Data listing ::
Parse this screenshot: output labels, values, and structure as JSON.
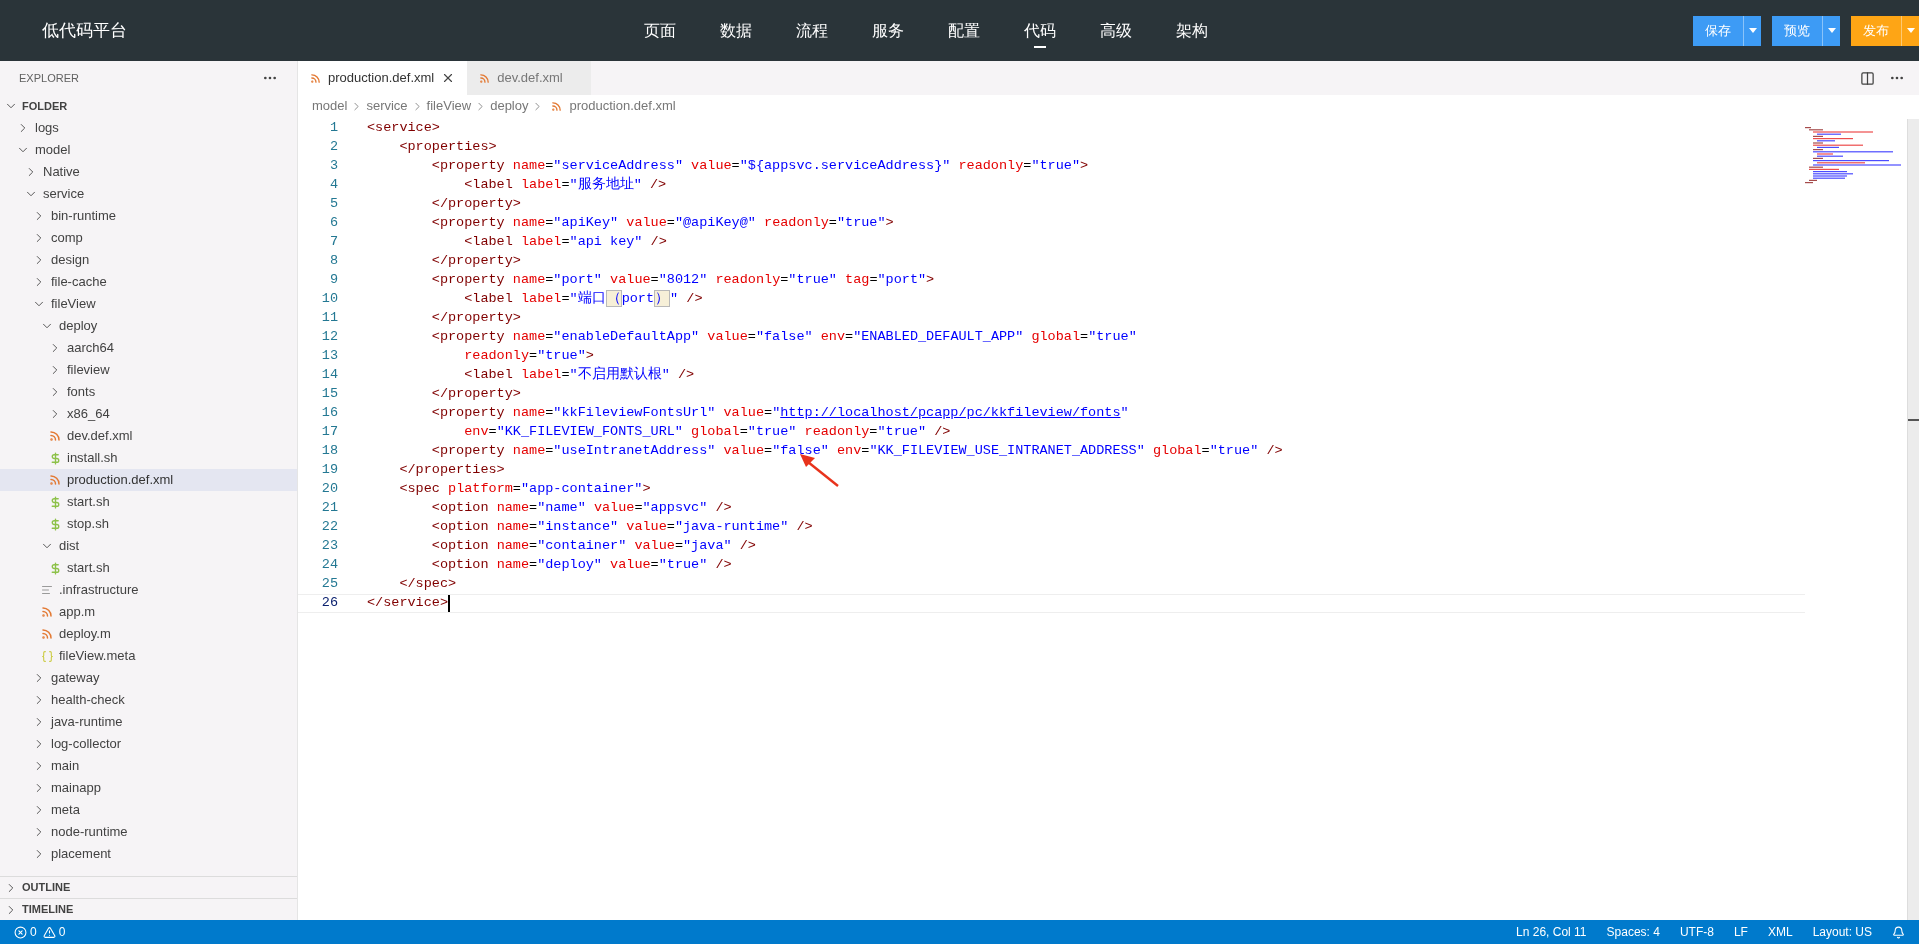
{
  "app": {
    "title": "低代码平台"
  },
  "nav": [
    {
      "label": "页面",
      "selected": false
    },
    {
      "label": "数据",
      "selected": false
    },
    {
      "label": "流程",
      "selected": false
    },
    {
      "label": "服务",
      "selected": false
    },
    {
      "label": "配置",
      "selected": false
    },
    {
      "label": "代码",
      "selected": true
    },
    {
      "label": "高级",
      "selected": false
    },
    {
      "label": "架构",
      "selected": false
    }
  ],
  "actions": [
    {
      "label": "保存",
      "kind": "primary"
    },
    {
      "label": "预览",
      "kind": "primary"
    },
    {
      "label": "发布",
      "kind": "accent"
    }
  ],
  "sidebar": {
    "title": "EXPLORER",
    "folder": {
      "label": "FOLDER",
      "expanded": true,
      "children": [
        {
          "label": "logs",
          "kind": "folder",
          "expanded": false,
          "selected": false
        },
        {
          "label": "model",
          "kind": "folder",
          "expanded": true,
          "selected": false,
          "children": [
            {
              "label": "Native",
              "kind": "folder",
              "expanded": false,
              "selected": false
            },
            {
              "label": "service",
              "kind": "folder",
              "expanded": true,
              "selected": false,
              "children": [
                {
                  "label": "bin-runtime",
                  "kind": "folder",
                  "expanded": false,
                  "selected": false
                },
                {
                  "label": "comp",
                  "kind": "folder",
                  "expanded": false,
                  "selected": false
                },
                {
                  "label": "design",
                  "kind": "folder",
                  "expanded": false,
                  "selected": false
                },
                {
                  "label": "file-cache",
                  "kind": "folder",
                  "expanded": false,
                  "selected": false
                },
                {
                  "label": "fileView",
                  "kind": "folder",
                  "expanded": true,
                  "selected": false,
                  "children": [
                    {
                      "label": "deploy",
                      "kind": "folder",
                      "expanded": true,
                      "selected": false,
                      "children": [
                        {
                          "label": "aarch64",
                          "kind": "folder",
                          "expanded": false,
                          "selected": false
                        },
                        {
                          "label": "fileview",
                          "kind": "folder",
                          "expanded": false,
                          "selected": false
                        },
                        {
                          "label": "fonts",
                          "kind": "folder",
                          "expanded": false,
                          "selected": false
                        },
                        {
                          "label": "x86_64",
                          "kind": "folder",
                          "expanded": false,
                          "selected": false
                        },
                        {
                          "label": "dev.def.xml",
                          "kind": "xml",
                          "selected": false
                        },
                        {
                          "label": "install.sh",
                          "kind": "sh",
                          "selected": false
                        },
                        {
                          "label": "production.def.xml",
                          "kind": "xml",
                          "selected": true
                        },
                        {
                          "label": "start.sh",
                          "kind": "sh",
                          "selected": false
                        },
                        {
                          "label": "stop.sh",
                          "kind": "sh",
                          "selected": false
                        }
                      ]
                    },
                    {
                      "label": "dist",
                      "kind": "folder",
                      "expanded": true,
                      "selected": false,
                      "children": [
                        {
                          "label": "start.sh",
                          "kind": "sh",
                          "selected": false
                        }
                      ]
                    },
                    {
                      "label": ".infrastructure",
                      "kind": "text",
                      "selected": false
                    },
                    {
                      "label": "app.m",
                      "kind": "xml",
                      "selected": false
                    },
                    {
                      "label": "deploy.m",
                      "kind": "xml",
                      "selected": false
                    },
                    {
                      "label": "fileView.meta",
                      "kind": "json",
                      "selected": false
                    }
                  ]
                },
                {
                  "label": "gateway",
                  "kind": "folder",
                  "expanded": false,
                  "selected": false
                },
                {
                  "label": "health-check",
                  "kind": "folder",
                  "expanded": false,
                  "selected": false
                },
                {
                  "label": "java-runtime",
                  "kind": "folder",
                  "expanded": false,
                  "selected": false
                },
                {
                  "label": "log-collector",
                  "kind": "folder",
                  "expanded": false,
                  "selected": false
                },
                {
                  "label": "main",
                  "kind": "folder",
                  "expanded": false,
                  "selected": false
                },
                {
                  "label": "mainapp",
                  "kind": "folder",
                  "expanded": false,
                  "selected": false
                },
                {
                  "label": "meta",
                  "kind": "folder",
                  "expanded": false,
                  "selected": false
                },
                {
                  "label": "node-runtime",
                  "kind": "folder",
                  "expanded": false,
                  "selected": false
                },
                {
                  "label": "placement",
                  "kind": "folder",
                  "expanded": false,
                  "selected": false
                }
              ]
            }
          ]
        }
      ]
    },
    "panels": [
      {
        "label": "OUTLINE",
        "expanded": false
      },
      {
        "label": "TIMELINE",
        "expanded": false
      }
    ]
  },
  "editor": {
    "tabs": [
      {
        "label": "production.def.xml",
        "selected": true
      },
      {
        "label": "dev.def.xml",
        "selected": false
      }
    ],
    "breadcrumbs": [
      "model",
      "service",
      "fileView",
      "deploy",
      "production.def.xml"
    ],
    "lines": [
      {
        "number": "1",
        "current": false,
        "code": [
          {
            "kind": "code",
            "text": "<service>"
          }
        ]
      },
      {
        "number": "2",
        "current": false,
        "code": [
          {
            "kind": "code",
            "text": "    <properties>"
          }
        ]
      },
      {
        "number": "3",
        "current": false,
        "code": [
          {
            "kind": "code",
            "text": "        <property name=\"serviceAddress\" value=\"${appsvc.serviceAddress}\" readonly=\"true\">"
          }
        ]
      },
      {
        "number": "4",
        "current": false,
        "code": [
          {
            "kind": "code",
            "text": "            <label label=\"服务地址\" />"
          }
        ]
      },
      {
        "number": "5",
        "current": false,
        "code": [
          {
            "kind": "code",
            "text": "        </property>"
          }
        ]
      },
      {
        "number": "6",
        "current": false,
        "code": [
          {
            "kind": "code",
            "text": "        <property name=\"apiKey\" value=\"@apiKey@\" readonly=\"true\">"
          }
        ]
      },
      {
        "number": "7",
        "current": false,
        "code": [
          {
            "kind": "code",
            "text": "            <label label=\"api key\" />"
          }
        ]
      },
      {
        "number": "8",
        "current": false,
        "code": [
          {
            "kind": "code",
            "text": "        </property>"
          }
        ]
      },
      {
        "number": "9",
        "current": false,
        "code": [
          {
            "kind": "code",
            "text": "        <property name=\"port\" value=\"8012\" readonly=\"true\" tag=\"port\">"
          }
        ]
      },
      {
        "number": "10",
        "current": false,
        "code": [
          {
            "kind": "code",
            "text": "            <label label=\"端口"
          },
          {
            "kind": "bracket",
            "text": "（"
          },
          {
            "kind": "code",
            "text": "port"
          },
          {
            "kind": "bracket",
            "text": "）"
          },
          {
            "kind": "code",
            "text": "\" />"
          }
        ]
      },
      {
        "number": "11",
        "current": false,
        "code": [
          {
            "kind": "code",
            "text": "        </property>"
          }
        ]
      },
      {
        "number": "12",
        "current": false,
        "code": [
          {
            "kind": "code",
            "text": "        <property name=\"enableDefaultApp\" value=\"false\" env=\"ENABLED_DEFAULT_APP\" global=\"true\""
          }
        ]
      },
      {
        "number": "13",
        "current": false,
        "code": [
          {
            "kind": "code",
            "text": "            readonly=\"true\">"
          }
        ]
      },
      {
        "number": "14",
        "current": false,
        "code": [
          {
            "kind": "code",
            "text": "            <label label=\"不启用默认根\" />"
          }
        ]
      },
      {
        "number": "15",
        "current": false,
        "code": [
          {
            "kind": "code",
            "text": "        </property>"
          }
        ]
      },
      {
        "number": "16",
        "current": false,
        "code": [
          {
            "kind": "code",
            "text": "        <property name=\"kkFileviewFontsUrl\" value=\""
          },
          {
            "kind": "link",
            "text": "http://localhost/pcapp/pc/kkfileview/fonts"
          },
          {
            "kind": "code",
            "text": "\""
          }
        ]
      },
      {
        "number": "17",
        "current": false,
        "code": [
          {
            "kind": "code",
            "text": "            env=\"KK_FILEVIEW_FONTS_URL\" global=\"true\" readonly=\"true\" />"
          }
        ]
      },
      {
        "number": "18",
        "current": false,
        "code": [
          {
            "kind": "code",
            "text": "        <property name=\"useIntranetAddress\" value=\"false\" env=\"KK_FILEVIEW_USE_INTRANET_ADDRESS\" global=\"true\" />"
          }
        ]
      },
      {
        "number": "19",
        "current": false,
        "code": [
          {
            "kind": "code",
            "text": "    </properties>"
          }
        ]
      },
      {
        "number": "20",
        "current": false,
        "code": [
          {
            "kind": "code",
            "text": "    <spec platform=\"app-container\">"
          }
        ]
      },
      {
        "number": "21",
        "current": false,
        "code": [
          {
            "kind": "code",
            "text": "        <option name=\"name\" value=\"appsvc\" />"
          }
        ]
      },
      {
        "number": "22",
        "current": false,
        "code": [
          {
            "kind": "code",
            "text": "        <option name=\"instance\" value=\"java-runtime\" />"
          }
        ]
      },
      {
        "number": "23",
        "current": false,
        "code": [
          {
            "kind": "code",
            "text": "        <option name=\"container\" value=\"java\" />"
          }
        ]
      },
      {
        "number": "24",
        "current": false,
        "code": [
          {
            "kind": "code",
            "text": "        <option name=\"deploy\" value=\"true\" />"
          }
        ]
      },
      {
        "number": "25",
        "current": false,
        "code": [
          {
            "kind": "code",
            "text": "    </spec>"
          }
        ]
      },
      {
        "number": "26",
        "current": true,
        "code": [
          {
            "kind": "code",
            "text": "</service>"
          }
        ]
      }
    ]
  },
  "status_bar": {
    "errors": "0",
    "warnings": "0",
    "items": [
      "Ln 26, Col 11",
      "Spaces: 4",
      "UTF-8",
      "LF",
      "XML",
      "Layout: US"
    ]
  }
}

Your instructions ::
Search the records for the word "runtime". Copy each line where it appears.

Solution to this exercise ::
                  "label": "bin-runtime",
                  "label": "java-runtime",
                  "label": "node-runtime",
            "text": "        <option name=\"instance\" value=\"java-runtime\" />"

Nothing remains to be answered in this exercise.